Prime Minister David Cameron has declared the south west of England “open for business” again as he visited a town whose storm-wrecked rail line reopened on Friday.
Calling for three cheers for the 300-strong Network Rail (NR) team that has worked round the clock to restore the line at Dawlish in Devon, Mr Cameron praised the south west as “a wonderful part of the country”.
With the line open again after a two-month closure, the Prime Minister said: “The south west is open for business, it’s open for tourism and it’s open for trade.”
The NR team had to repair track, the sea wall and parts of Dawlish station after the severe storms in February.
Mr Cameron said: “I want to say an enormous thank you to the people who have carried out this vital work. it’s been a Herculean effort over 56 days and 56 nights. It’s been a huge task.”
He also praised the people of Dawlish for “their patience and incredible generosity.”
Shortly after Mr Cameron’s comments, Carolyn Custerson, chairman of the Visit Devon organisation, said: “We are delighted that the train line is now reopen through Dawlish. Devon is one of the UK’s top holiday destinations – welcoming over 36 million visitors a year and supporting over 74,000 jobs – and many tourism businesses have suffered as a result of the closure.
“Bookings leading up to Easter are estimated as being 23 per cent down and current reckoning is the crisis has cost the county around £31m. I would urge anyone looking to book a break to support Devon this year, especially in light of the fantastic weather predicted for us.”
The coast-hugging line at Dawlish bore the brunt of the severe weather this winter, with the sea wall breached and the line badly damaged on February 4.

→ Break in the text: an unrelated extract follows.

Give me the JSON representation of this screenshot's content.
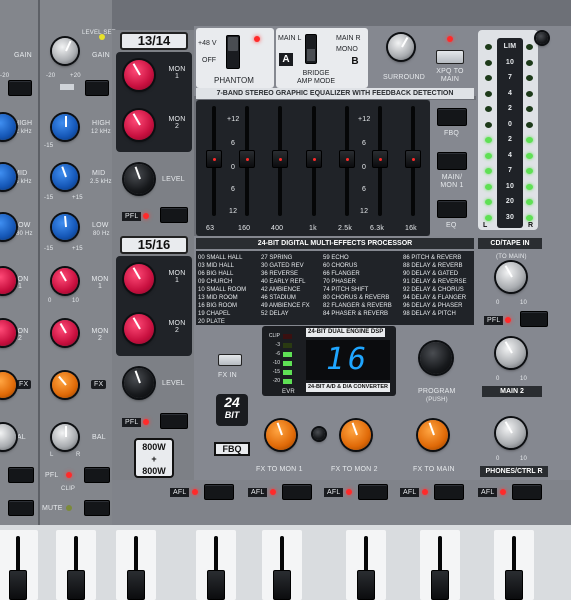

This led to the line linking Exeter St Davids with Newton Abbot, Plymouth and Penzance to close for two months.